What to know about underage DUI in Alabama

On Behalf of | May 13, 2020 | DUI |

Alabama teenagers are just like teenagers anywhere else in America, and teens tend to make stupid mistakes. Among those is learning the dangers of underage drinking. Teenagers sharing a six-pack in the basement may seem innocent enough but may turn dire as soon as one of those kids needs to get home.

Alabama takes driving under the influence (DUI) charges very seriously, especially underage charges. However, with reliable legal representation and an understanding of DUI law, families can minimize the damage of these charges.

The specifics of Alabama DUI law

DUI charges carry hefty weight in Alabama and can result in a loss of license, expensive fines and even jail time. Those convicted of four DUIs may spend up to 10 years in prison and incur fines of $10,000. Alabama complies with federal guidelines in determining the legal alcohol limit of 0.08 blood-alcohol concentration (BAC). For minors, however, the limit is only 0.02 and comes with a zero-tolerance policy. Zero-tolerance means that any minor with alcohol in their system operating a motor vehicle will not get off easy.

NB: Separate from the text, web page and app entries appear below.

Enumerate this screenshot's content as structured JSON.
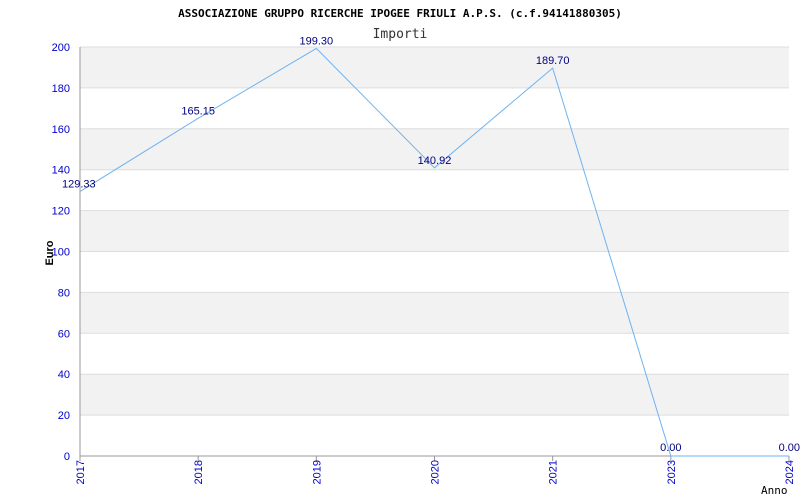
{
  "chart_data": {
    "type": "line",
    "title": "ASSOCIAZIONE GRUPPO RICERCHE IPOGEE FRIULI A.P.S. (c.f.94141880305)",
    "subtitle": "Importi",
    "xlabel": "Anno",
    "ylabel": "Euro",
    "categories": [
      "2017",
      "2018",
      "2019",
      "2020",
      "2021",
      "2023",
      "2024"
    ],
    "series": [
      {
        "values": [
          129.33,
          165.15,
          199.3,
          140.92,
          189.7,
          0.0,
          0.0
        ],
        "labels": [
          "129.33",
          "165.15",
          "199.30",
          "140.92",
          "189.70",
          "0.00",
          "0.00"
        ]
      }
    ],
    "ylim": [
      0,
      200
    ],
    "yticks": [
      0,
      20,
      40,
      60,
      80,
      100,
      120,
      140,
      160,
      180,
      200
    ],
    "grid": true,
    "colors": {
      "line": "#6fb3f0",
      "band": "#f2f2f2",
      "grid": "#dddddd",
      "tick": "#0000cc",
      "label": "#000080"
    }
  }
}
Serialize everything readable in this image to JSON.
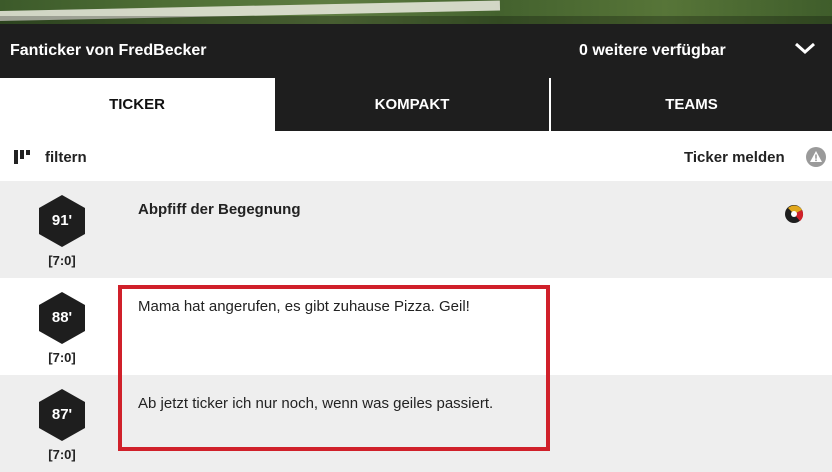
{
  "header": {
    "title": "Fanticker von FredBecker",
    "more_available": "0 weitere verfügbar",
    "toggle_icon": "chevron-down-icon"
  },
  "tabs": [
    {
      "label": "TICKER",
      "active": true
    },
    {
      "label": "KOMPAKT",
      "active": false
    },
    {
      "label": "TEAMS",
      "active": false
    }
  ],
  "toolbar": {
    "filter_label": "filtern",
    "filter_icon": "filter-icon",
    "report_label": "Ticker melden",
    "report_icon": "warning-icon"
  },
  "entries": [
    {
      "minute": "91'",
      "score": "[7:0]",
      "text": "Abpfiff der Begegnung",
      "bold": true,
      "icon": "final-whistle-icon"
    },
    {
      "minute": "88'",
      "score": "[7:0]",
      "text": "Mama hat angerufen, es gibt zuhause Pizza. Geil!",
      "bold": false
    },
    {
      "minute": "87'",
      "score": "[7:0]",
      "text": "Ab jetzt ticker ich nur noch, wenn was geiles passiert.",
      "bold": false
    }
  ],
  "colors": {
    "dark_bar": "#1e1e1e",
    "hexagon": "#1e1e1e",
    "highlight_border": "#d0202a",
    "row_grey": "#eeeeee"
  }
}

If charged, Alabama’s use/lose laws take over. These rules mean that the law delivers mandatory punishment for underage drinking — there is very little room for negotiation. Penalties may include a 30-day license suspension and potential participation in substance abuse or driving education programs. Many courts also assign ignition lock devices on the cars of juvenile offenders.

Many states allow individuals to petition to seal DUI convictions to prevent compromising future job or loan applications, but not so for Alabama. There is no way to expunge any conviction — misdemeanor or felony — in Alabama.

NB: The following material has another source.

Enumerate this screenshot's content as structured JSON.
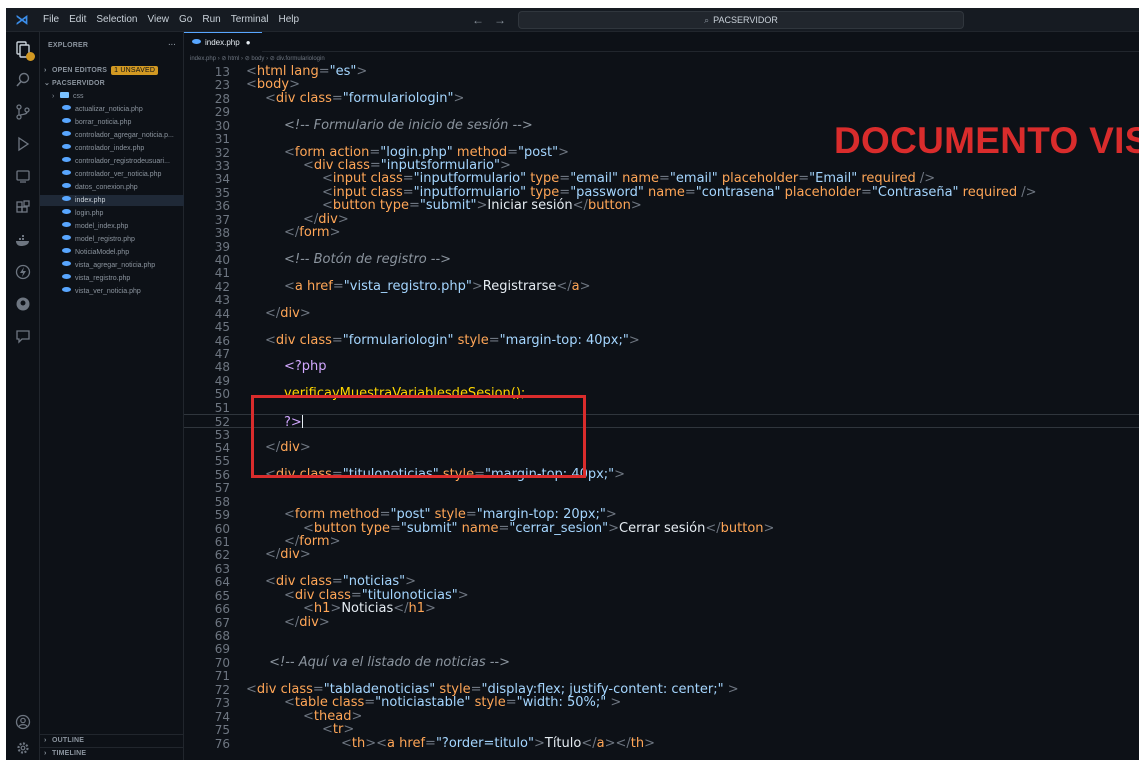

Consult with a local attorney

Alabama takes DUIs very seriously, especially for minors. Though Alabama DUI laws are rigid, a comprehensive defense constructed with a local attorney familiar with fighting DUIs may help. Those with questions about their DUI charge can find answers working with a lawyer today.